Searching: a short intro (2 m 30 s)

Apsona for Salesforce adds a layer to salesforce.com to make it easy to search your data in multiple ways, and very quickly find the data records you want. It includes many searching and filtering functions that make salesforce.com much easier to use, but are not available within the native salesforce.com interface (view the video at right for a quick overview):

  • Cross-object search: You can filter the data records for one object based on records in a related object. For example, when searching for Account records, you can use fields from related objects such as Opportunities, Contacts, and Assets to refine your search results. In fact, you can combine fields from multiple related objects in the same search – for example, you can find Accounts that have both Contacts and Opportunities but no Assets.

  • Exception filtering
    (3 m 20 s)
    Exception search: As a special case of cross-object search, you can find records in one object that have no records in a related object. For example, you might want to find Accounts that have associated Contacts, or Leads that have no related Tasks – both examples of actionable information. This feature is one of the most widely-requested features on salesforce.com.
  • Sum and Count filtering: This feature enables you to filter by “aggregate” functions on related objects. For example, you can use this feature to find those Account records whose total Opportunity value is at least $100,000. Such a search is not currently possible within the native salesforce.com UI.
  • Respecting the field’s data type: When you choose a field on which to filter, Apsona for Salesforce automatically adjusts the allowed operations and values for the field. For example, if you choose a picklist field, Apsona for Salesforce shows the range of values allowed for the picklist, and lets you choose one. In contrast, within the salesforce.com UI, you have to remember and manually type in the picklist value you want too match. Similarly, if you choose a date field, Apsona for Salesforce shows you a menu containing filtering choices such as “today”, “tomorrow” and “yesterday”, as well as a date picker, making it much easier to specify dates.
  • Quantified searches: Suppose, for example, that you want to find those Account records which have related Contact records, but for which none of the related contacts have e-mail addresses. This is a fairly common use case – it arises, for example, when you want to quickly locate the Account records that have not been reached in any of your e-mail campaigns. This is an example of a quantified search, in which you impose a “none” or “all” quantifier on the data in the related (Contact) record.
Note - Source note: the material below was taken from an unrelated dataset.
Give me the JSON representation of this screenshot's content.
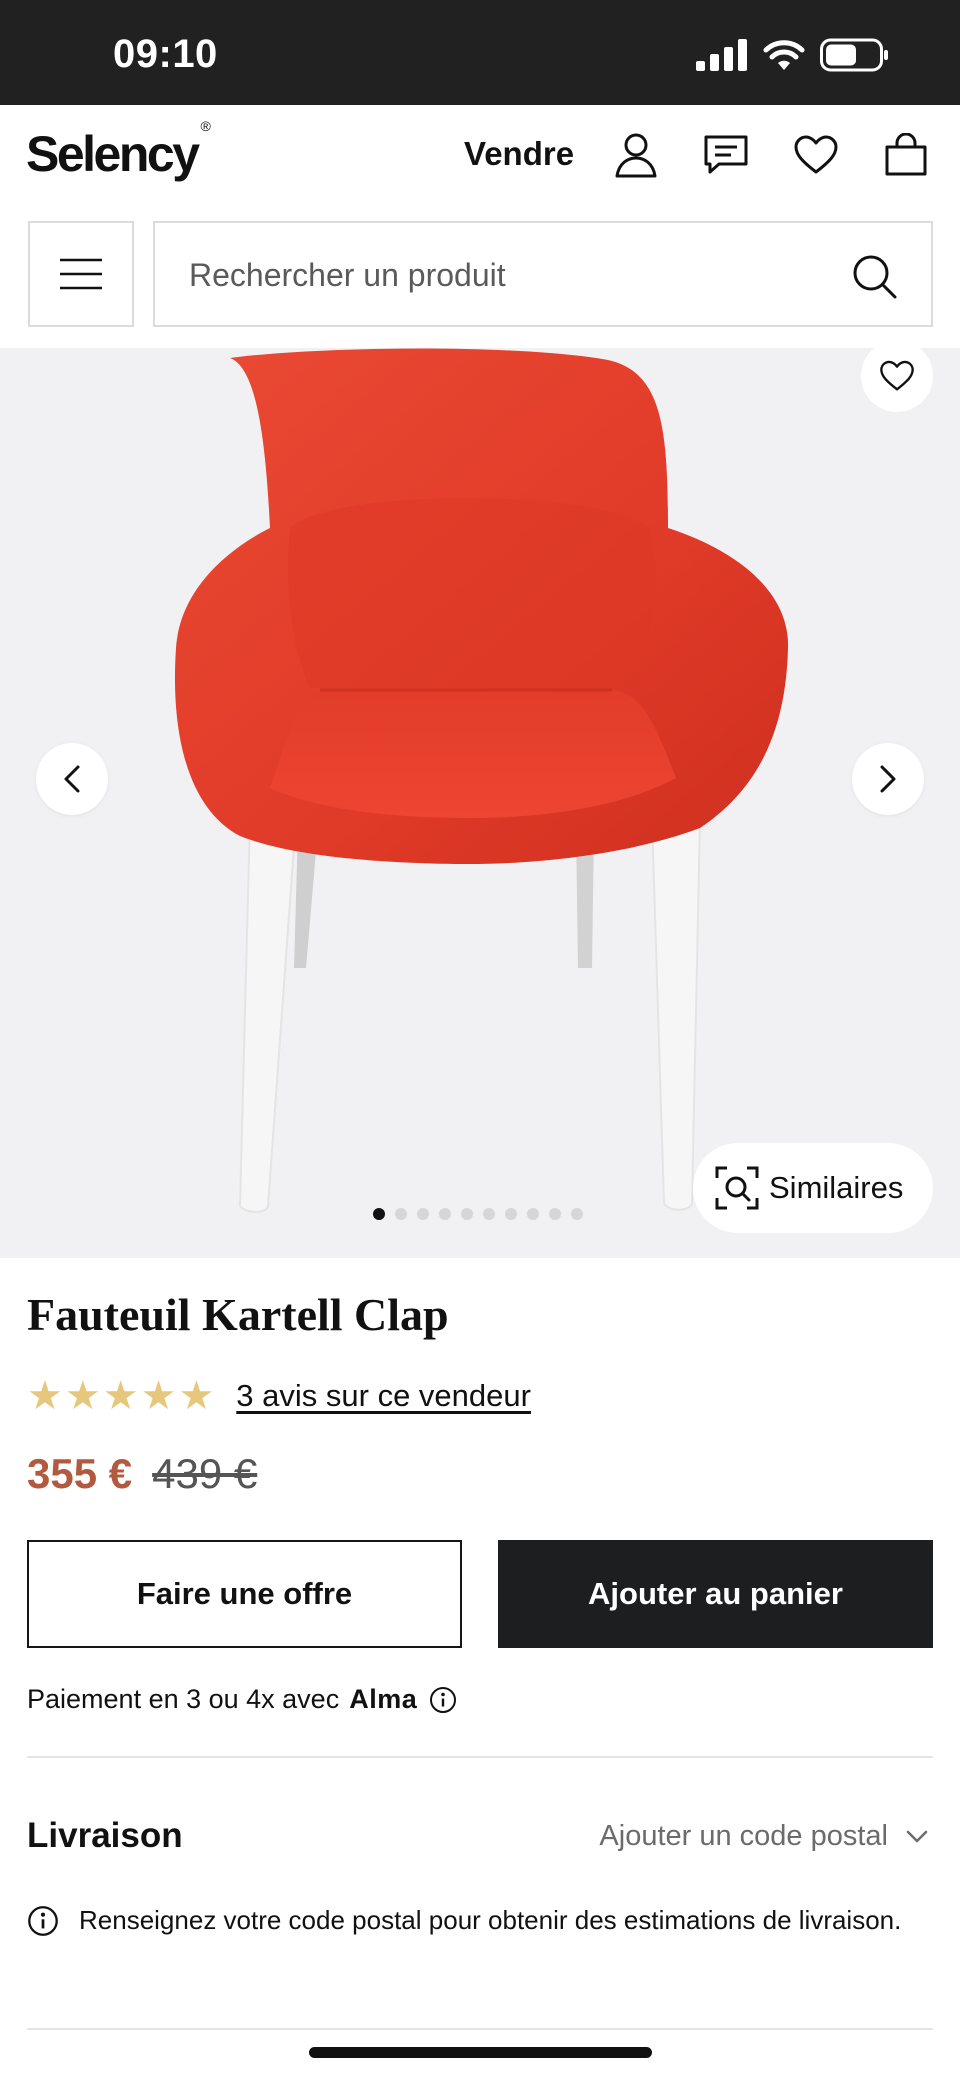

Apsona for Salesforce enables you to perform such a search, but the native salesforce.com does not.
  • Saved searches: Having performed a search, you can save its terms as a named filter, e.g., Accounts with total Opportunity value > 200k. Such a saved filter is available in all the views of the object: tabular view, console view and calendar views. You can even re-use saved filters in “nested” filters, so that you can carry searches across objects that are not directly related. More details are available here.
  • Searching in-place: The search terms are shown in a panel that remains in place when the search results are displayed below. This feature, combined with the rapid Ajax UI, lets you quickly revise your search terms to hone in on the data you want, without losing context. By contrast, if you wanted to make a change to a search term in your salesforce.com view, you’d have to click “Edit view” to navigate to a different page, edit the view, and redraw the screen, requiring four clicks and three page refreshes.

Since Apsona for Salesforce is an AppExchange application, all of these features are available directly within your browser, viewing and filtering your salesforce.com data directly. And these features are available on all objects and fields, both native and custom.
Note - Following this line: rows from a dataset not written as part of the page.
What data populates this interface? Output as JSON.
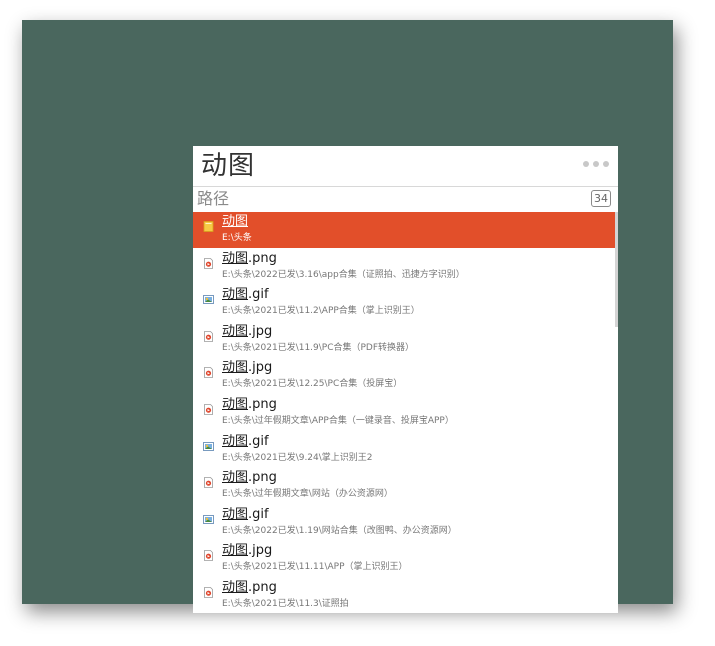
{
  "search": {
    "query": "动图",
    "menu_icon": "more-dots-icon"
  },
  "filter": {
    "label": "路径",
    "count": "34"
  },
  "colors": {
    "desktop": "#4a675e",
    "selection": "#e24f2a"
  },
  "results": [
    {
      "highlight": "动图",
      "rest": "",
      "path": "E:\\头条",
      "icon": "folder-icon",
      "selected": true
    },
    {
      "highlight": "动图",
      "rest": ".png",
      "path": "E:\\头条\\2022已发\\3.16\\app合集（证照拍、迅捷方字识别）",
      "icon": "png-file-icon"
    },
    {
      "highlight": "动图",
      "rest": ".gif",
      "path": "E:\\头条\\2021已发\\11.2\\APP合集（掌上识别王）",
      "icon": "gif-file-icon"
    },
    {
      "highlight": "动图",
      "rest": ".jpg",
      "path": "E:\\头条\\2021已发\\11.9\\PC合集（PDF转换器）",
      "icon": "jpg-file-icon"
    },
    {
      "highlight": "动图",
      "rest": ".jpg",
      "path": "E:\\头条\\2021已发\\12.25\\PC合集（投屏宝）",
      "icon": "jpg-file-icon"
    },
    {
      "highlight": "动图",
      "rest": ".png",
      "path": "E:\\头条\\过年假期文章\\APP合集（一键录音、投屏宝APP）",
      "icon": "png-file-icon"
    },
    {
      "highlight": "动图",
      "rest": ".gif",
      "path": "E:\\头条\\2021已发\\9.24\\掌上识别王2",
      "icon": "gif-file-icon"
    },
    {
      "highlight": "动图",
      "rest": ".png",
      "path": "E:\\头条\\过年假期文章\\网站（办公资源网）",
      "icon": "png-file-icon"
    },
    {
      "highlight": "动图",
      "rest": ".gif",
      "path": "E:\\头条\\2022已发\\1.19\\网站合集（改图鸭、办公资源网）",
      "icon": "gif-file-icon"
    },
    {
      "highlight": "动图",
      "rest": ".jpg",
      "path": "E:\\头条\\2021已发\\11.11\\APP（掌上识别王）",
      "icon": "jpg-file-icon"
    },
    {
      "highlight": "动图",
      "rest": ".png",
      "path": "E:\\头条\\2021已发\\11.3\\证照拍",
      "icon": "png-file-icon"
    }
  ]
}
Technology-wise, Apsona for Salesforce runs as a JavaScript application within your browser. It dynamically generates the SOQL query for each search request, sends it over to salesforce.com, and displays the returned results in your browser.
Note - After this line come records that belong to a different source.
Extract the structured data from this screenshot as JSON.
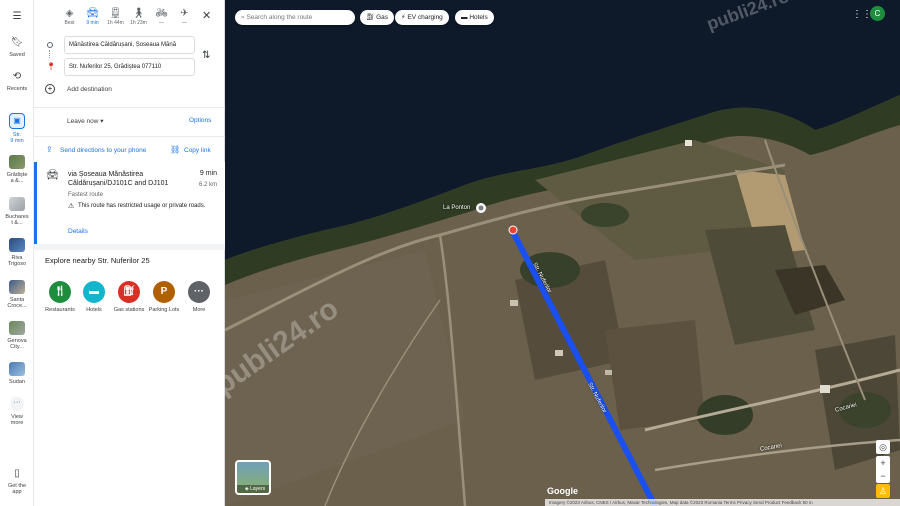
{
  "rail": {
    "menu_icon": "menu-icon",
    "items": [
      {
        "label": "Saved"
      },
      {
        "label": "Recents"
      },
      {
        "label": "Str.",
        "sub": "9 min"
      },
      {
        "label": "Grădiște",
        "sub": "a &..."
      },
      {
        "label": "Buchares",
        "sub": "t &..."
      },
      {
        "label": "Riva",
        "sub": "Trigoso"
      },
      {
        "label": "Santa",
        "sub": "Croce..."
      },
      {
        "label": "Genova",
        "sub": "City..."
      },
      {
        "label": "Sudan"
      },
      {
        "label": "View",
        "sub": "more"
      },
      {
        "label": "Get the",
        "sub": "app"
      }
    ]
  },
  "modes": [
    {
      "label": "Best",
      "icon": "diamond-icon"
    },
    {
      "label": "9 min",
      "icon": "car-icon",
      "active": true
    },
    {
      "label": "1h 44m",
      "icon": "transit-icon"
    },
    {
      "label": "1h 23m",
      "icon": "walk-icon"
    },
    {
      "label": "—",
      "icon": "bike-icon"
    },
    {
      "label": "—",
      "icon": "flight-icon"
    }
  ],
  "origin": "Mănăstirea Căldărușani, Șoseaua Mănă",
  "destination": "Str. Nuferilor 25, Grădiștea 077110",
  "add_destination": "Add destination",
  "leave_now": "Leave now",
  "options": "Options",
  "send_directions": "Send directions to your phone",
  "copy_link": "Copy link",
  "route": {
    "title": "via Șoseaua Mănăstirea Căldărușani/DJ101C and DJ101",
    "time": "9 min",
    "distance": "6.2 km",
    "fastest": "Fastest route",
    "warning": "This route has restricted usage or private roads.",
    "details": "Details"
  },
  "explore_title": "Explore nearby Str. Nuferilor 25",
  "categories": [
    {
      "label": "Restaurants",
      "icon": "fork-knife-icon",
      "color": "#1e8e3e"
    },
    {
      "label": "Hotels",
      "icon": "bed-icon",
      "color": "#12b5cb"
    },
    {
      "label": "Gas stations",
      "icon": "gas-icon",
      "color": "#d93025"
    },
    {
      "label": "Parking Lots",
      "icon": "parking-icon",
      "color": "#b06000"
    },
    {
      "label": "More",
      "icon": "more-icon",
      "color": "#5f6368"
    }
  ],
  "map": {
    "search_placeholder": "Search along the route",
    "chips": [
      "Gas",
      "EV charging",
      "Hotels"
    ],
    "avatar_letter": "C",
    "place_label": "La Ponton",
    "street_label": "Str. Nuferilor",
    "street_label2": "Cocariei",
    "layers_label": "Layers",
    "google_logo": "Google",
    "footer": "Imagery ©2023 Airbus, CNES / Airbus, Maxar Technologies, Map data ©2023   Romania   Terms   Privacy   Send Product Feedback   50 m",
    "watermark": "publi24.ro",
    "route_color": "#1a4ff0",
    "water_color": "#0e1a2a"
  }
}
You can sign up for a free 30-day trial via our AppExchange listing. Our documentation area includes a lot more detail about the search capability.

Your feedback is very welcome.